Imagine a security breach so subtle that it requires no interaction on your part. Welcome to the world of zero-click attacks, where cyber threats don’t need any action from you, yet that doesn’t mean you’re immune.

In a world where constant connectivity is the norm, messaging has become a vital form of communication, especially for younger generations. This, however, provides cybercriminals with an ideal environment for their schemes. Enter the realm of zero-click attacks, a potential end to the era of blatant phishing messages with obvious grammar errors.

Wait, I didn’t do anything

What exactly are zero-click attacks? Unlike traditional exploitation methods that rely on tricking users into providing access through infected attachments or rogue links, these attacks don’t require any user interaction.
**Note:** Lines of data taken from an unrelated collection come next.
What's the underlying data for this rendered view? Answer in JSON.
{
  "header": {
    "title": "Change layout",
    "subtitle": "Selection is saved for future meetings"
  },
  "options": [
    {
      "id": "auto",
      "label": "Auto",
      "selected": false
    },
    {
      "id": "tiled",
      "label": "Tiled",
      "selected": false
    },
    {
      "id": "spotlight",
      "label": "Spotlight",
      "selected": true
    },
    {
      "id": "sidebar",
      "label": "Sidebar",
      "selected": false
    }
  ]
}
Zero-click attacks often exploit vulnerabilities in applications, particularly those used for messaging, SMS, or email. If a specific app has an unpatched vulnerability, attackers can manipulate its data stream, concealing malicious code within media like images or texts that you’re about to send. The lack of interaction makes it challenging to track malicious activity, allowing threat actors to evade detection, install spyware or malware, and harvest data without the user’s knowledge.

For instance, in 2019, a zero-click vulnerability was discovered in WhatsApp, a popular messaging app. A missed call could exploit this vulnerability, compromising the device and infecting it with spyware. Although the developers patched this vulnerability, it showcased the potential dangers even a missed call could pose.

Is there protection against zero-click attacks?

Addressing zero-click attacks is becoming a priority for many companies. Samsung’s mobile phones, for example, have introduced Samsung Message Guard, a part of its Knox security platform. This solution proactively secures users by limiting exposure to invisible threats disguised as image attachments. Samsung Message Guard checks files bit by bit in a controlled environment, essentially quarantining images from the rest of the operating system.

Other security solutions, like Apple’s BlastDoor, follow a similar approach, sandboxing the iMessage app to prevent threats from reaching outside the service. This solution was introduced after a weakness in iMessage was exploited to install spyware against high-profile individuals, showcasing the potential dangers of zero-click attacks.

However, even with anti-zero-click solutions, caution is advised, as vulnerabilities still exist that threat actors can exploit, especially in devices with outdated software lacking patched vulnerabilities.

Starting from Ground Zero

While zero-click attacks may target high-profile individuals, basic cybersecurity practices can help protect against such attacks:

  1. Keep devices and apps updated, prioritizing security updates.
  2. Choose phones from brands with a track record of providing regular updates for at least three years.
  3. Stick to official app stores like Google Play or Apple’s App Store to ensure safety.
  4. Delete unused apps and beware of malicious app copycats.
  5. Regularly back up your device to recover data if needed.
  6. Enhance security with a reliable mobile antivirus solution.
  7. Practice general cybersecurity hygiene.